Collection of differences
When I was an Economics Honours student, our small class was visited by John Stone, who later became Secretary to the Treasury. He was on a Treasury recruitment mission. Early in his talk he referred to the Karmel Report on Education and how poor it was. Prof Karmel had been our Head of Department so I felt honour bound to take up the challenge: “Professor Karmel is a highly regarded economist, so how come this report is as bad as you say it is?”
Consider the Committee!
He did not go on the defensive, instead he gave us a pen picture of each member of the Committee that had produced the report. I remember one fellow being described as ‘a businessman who believes that there should be ten people lined up outside his factory gate for every vacancy he has available’.
As a student I had naively looked at reports as objective statements of fact, carefully argued. But after that visit, I saw that all reports are in fact a compromise of the various views of the members comprising the Committee. Before the visit I had thought that an ‘independent’ report meant it was independent of the government, but then who chooses the committee?
Unless we know who is on the Committee and the way they see the world, it is hard to appreciate the conclusions reached.
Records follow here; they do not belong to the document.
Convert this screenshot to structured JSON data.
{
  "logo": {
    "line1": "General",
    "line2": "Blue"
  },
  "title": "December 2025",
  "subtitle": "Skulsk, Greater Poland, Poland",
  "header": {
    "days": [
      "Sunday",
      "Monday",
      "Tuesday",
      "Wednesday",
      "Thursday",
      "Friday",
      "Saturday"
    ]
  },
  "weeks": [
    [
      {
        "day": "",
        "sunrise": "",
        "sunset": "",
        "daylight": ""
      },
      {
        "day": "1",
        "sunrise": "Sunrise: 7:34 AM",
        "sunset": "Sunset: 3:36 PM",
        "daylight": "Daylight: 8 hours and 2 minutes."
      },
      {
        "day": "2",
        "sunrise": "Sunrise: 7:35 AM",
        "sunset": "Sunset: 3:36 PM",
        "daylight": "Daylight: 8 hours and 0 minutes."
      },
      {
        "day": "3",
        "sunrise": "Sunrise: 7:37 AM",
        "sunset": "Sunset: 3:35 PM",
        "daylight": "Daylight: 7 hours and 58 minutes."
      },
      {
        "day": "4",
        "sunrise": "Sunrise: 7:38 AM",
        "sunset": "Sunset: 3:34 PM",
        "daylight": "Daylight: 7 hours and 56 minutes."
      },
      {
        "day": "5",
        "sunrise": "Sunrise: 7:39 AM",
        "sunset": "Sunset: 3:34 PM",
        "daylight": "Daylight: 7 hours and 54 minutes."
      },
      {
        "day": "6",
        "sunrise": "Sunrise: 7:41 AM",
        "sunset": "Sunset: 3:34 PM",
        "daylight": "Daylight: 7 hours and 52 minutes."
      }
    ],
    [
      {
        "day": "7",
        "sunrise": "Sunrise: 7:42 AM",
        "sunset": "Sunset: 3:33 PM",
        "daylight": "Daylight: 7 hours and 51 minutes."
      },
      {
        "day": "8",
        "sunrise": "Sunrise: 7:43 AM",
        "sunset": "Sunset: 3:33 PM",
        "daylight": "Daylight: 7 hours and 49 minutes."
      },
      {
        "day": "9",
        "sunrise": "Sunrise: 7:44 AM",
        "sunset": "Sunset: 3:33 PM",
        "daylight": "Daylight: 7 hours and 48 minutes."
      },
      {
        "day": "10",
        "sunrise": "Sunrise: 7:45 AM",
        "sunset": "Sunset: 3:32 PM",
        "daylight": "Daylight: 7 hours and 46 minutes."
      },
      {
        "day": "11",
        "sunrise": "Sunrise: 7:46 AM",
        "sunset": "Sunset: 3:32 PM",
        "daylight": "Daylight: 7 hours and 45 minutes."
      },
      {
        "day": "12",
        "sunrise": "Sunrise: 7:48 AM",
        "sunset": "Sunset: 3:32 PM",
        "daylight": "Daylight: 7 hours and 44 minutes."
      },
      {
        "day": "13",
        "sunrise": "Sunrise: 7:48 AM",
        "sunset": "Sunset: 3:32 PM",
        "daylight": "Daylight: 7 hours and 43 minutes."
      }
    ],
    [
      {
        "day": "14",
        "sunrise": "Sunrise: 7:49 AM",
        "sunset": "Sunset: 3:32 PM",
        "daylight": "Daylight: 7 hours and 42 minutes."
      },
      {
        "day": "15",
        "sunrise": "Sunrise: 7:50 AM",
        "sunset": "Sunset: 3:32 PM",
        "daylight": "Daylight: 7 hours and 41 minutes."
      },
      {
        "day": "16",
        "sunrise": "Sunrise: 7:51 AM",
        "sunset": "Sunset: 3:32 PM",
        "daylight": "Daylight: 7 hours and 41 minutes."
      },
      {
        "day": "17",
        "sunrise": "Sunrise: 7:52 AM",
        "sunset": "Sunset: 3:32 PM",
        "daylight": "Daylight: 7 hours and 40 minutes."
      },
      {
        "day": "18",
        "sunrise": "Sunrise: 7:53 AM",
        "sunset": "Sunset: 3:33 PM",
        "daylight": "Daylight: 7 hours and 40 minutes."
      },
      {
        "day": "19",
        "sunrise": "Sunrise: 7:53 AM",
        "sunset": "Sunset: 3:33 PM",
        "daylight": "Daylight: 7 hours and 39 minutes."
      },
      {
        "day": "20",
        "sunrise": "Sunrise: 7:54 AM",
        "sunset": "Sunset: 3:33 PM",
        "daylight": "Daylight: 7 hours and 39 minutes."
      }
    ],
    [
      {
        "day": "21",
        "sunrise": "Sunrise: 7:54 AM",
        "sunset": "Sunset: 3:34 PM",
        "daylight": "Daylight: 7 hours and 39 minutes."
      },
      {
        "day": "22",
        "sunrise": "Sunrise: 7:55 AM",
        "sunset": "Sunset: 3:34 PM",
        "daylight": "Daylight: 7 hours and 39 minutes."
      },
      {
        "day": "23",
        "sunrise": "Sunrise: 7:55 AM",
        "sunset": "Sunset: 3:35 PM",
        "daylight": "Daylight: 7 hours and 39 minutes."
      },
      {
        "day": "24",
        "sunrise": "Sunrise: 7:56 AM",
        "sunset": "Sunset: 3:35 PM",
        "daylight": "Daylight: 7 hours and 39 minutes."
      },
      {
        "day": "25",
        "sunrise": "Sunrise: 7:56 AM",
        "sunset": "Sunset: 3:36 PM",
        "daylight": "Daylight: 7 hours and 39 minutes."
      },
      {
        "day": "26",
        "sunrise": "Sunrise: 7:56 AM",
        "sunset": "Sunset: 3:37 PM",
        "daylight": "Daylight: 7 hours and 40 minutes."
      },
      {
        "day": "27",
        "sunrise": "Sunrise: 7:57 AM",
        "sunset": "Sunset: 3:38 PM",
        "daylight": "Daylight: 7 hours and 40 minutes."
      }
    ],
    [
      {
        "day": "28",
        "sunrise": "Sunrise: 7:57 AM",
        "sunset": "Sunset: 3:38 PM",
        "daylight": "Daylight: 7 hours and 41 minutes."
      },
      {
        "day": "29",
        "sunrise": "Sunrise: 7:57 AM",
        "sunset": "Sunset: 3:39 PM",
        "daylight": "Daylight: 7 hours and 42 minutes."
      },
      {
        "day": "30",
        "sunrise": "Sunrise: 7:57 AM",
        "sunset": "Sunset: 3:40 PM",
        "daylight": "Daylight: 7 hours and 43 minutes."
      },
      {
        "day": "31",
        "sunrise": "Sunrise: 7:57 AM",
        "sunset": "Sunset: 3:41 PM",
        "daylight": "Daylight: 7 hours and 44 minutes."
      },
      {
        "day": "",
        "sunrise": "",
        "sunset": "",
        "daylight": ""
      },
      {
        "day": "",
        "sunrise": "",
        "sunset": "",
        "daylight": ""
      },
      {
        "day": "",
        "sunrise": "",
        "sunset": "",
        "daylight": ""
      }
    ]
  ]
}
Often the titular head of the committee, the one whose name is associated with the report – as Prof Karmel was in this case – is chosen for his reputation, but the committee is chosen for their views (and there are more of them!)